(STORED DATA):
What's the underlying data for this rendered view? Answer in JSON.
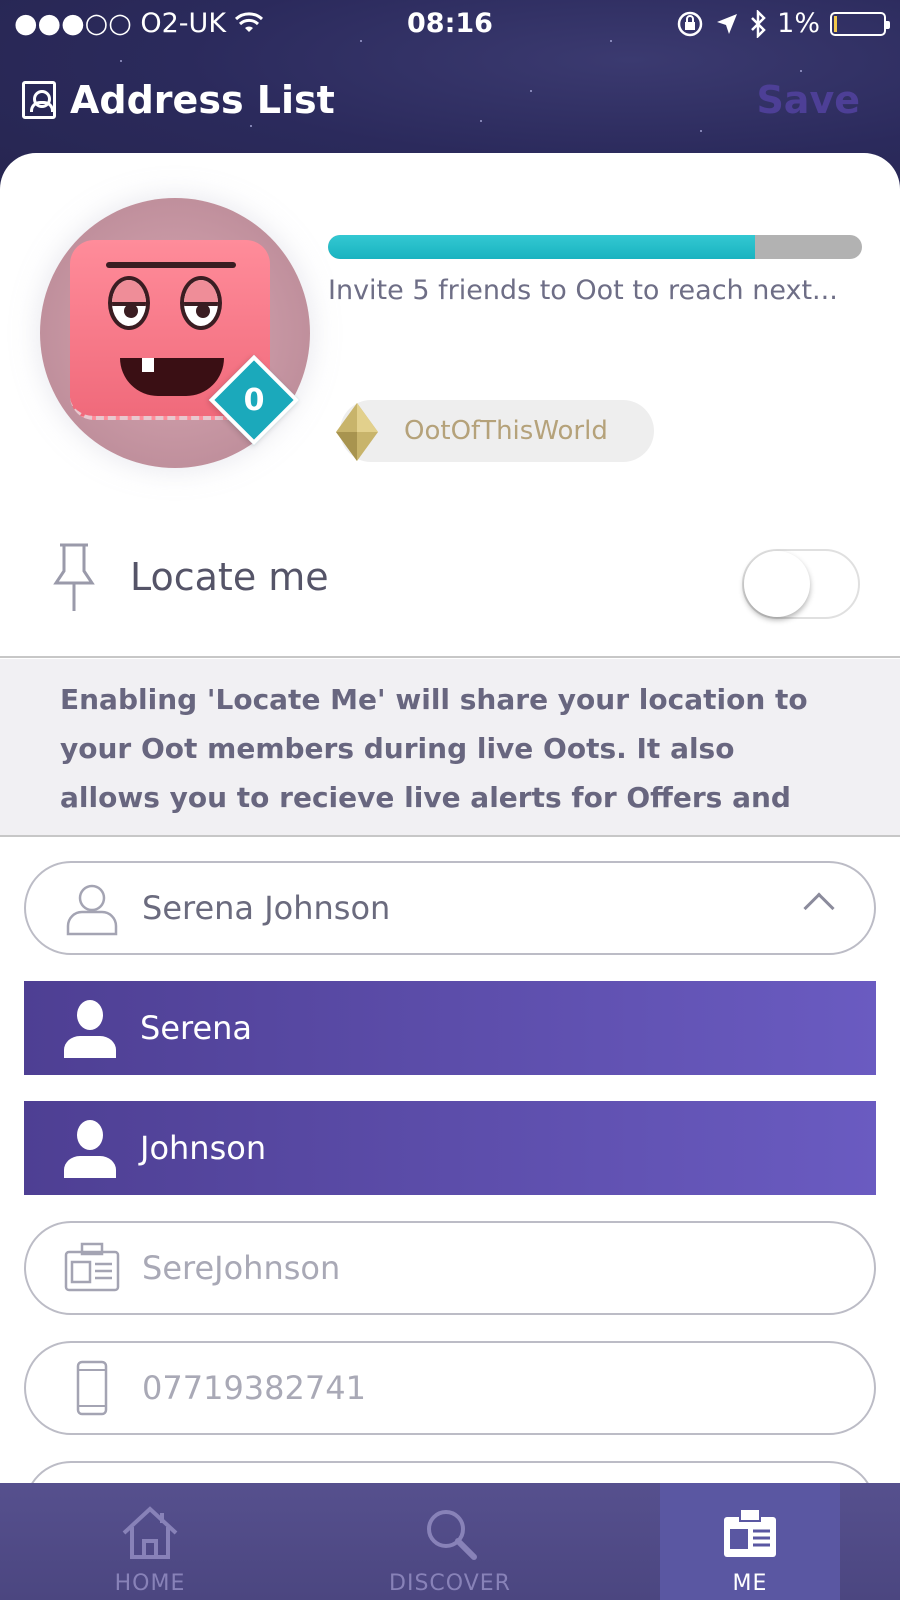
{
  "status_bar": {
    "carrier": "●●●○○ O2-UK",
    "time": "08:16",
    "battery": "1%"
  },
  "header": {
    "title": "Address List",
    "save_label": "Save"
  },
  "profile": {
    "level": "0",
    "progress_percent": 80,
    "invite_text": "Invite 5 friends to Oot to reach next...",
    "tier_name": "OotOfThisWorld"
  },
  "locate": {
    "label": "Locate me",
    "enabled": false,
    "info_text": "Enabling 'Locate Me' will share your location to your Oot members during live Oots. It also allows you to recieve live alerts for Offers and"
  },
  "form": {
    "full_name": "Serena Johnson",
    "first_name": "Serena",
    "last_name": "Johnson",
    "username_placeholder": "SereJohnson",
    "phone_placeholder": "07719382741"
  },
  "nav": {
    "items": [
      {
        "label": "HOME",
        "icon": "home-icon"
      },
      {
        "label": "DISCOVER",
        "icon": "search-icon"
      },
      {
        "label": "ME",
        "icon": "id-card-icon"
      }
    ],
    "active": "ME"
  },
  "colors": {
    "header_bg": "#2b2a5c",
    "accent_teal": "#1ba9bb",
    "purple": "#5a4ca8",
    "nav_bg": "#4e4985"
  }
}
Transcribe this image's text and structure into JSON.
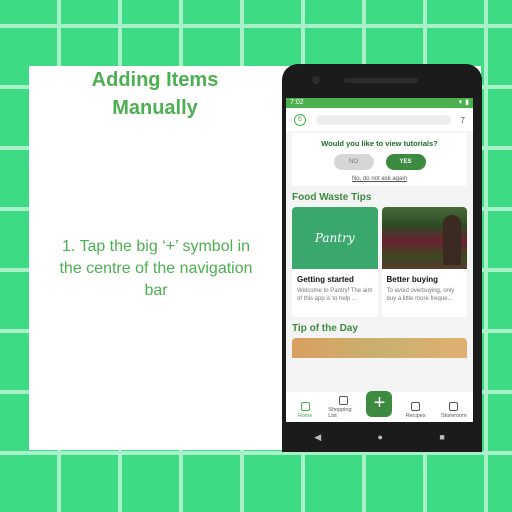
{
  "slide": {
    "title": "Adding Items\nManually",
    "instruction": "1. Tap the big ‘+’ symbol in the centre of the navigation bar"
  },
  "status_bar": {
    "time": "7:02"
  },
  "top_bar": {
    "left_value": "6",
    "right_value": "7"
  },
  "tutorial_prompt": {
    "question": "Would you like to view tutorials?",
    "no_label": "NO",
    "yes_label": "YES",
    "skip_label": "No, do not ask again"
  },
  "food_waste": {
    "title": "Food Waste Tips",
    "cards": [
      {
        "image_text": "Pantry",
        "title": "Getting started",
        "desc": "Welcome to Pantry! The aim of this app is to help ..."
      },
      {
        "title": "Better buying",
        "desc": "To avoid overbuying, only buy a little more freque..."
      }
    ]
  },
  "tip_of_day": {
    "title": "Tip of the Day"
  },
  "nav": {
    "home": "Home",
    "shopping": "Shopping List",
    "add": "+",
    "recipes": "Recipes",
    "storeroom": "Storeroom"
  },
  "colors": {
    "brand_green": "#4caf50",
    "dark_green": "#3d8b40",
    "background_green": "#3ddc84"
  }
}
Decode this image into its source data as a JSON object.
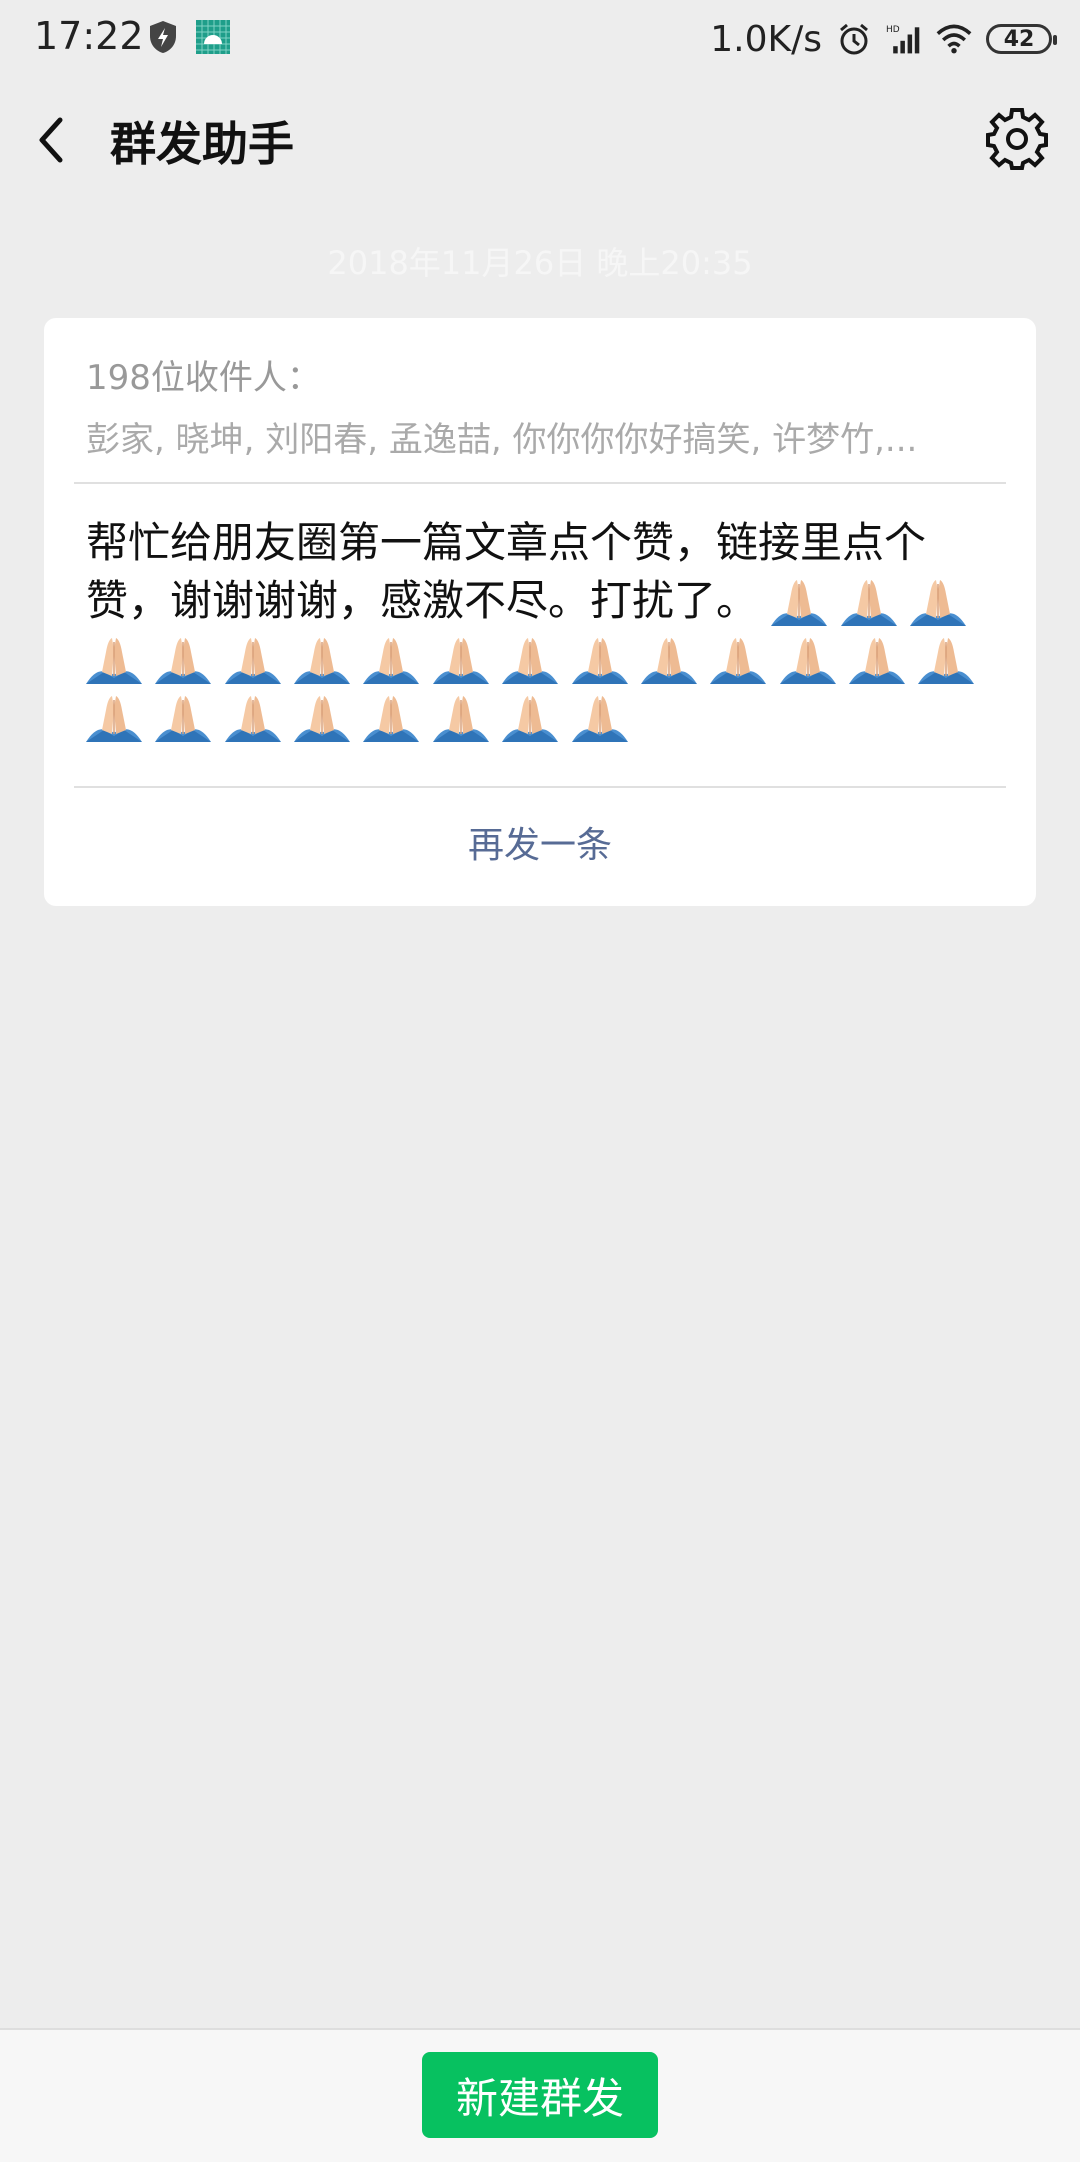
{
  "status_bar": {
    "time": "17:22",
    "network_speed": "1.0K/s",
    "battery": "42",
    "icons": [
      "shield-icon",
      "android-app-icon",
      "alarm-icon",
      "hd-signal-icon",
      "wifi-icon",
      "battery-icon"
    ]
  },
  "header": {
    "title": "群发助手",
    "back_icon": "chevron-left-icon",
    "settings_icon": "gear-icon"
  },
  "timestamp": "2018年11月26日 晚上20:35",
  "card": {
    "recipients_title": "198位收件人：",
    "recipients_names": "彭家, 晓坤, 刘阳春, 孟逸喆, 你你你你好搞笑, 许梦竹,...",
    "message_text": "帮忙给朋友圈第一篇文章点个赞，链接里点个赞，谢谢谢谢，感激不尽。打扰了。",
    "emoji": "folded-hands-icon",
    "emoji_count": 24,
    "resend_label": "再发一条"
  },
  "bottom": {
    "new_broadcast_label": "新建群发"
  },
  "colors": {
    "background": "#ededed",
    "accent_green": "#07c160",
    "link_blue": "#576b95"
  }
}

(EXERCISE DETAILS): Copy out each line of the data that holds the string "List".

(SOLUTION TO THIS PROBLEM):
    "title": "Address List",
    "shopping": "Shopping List",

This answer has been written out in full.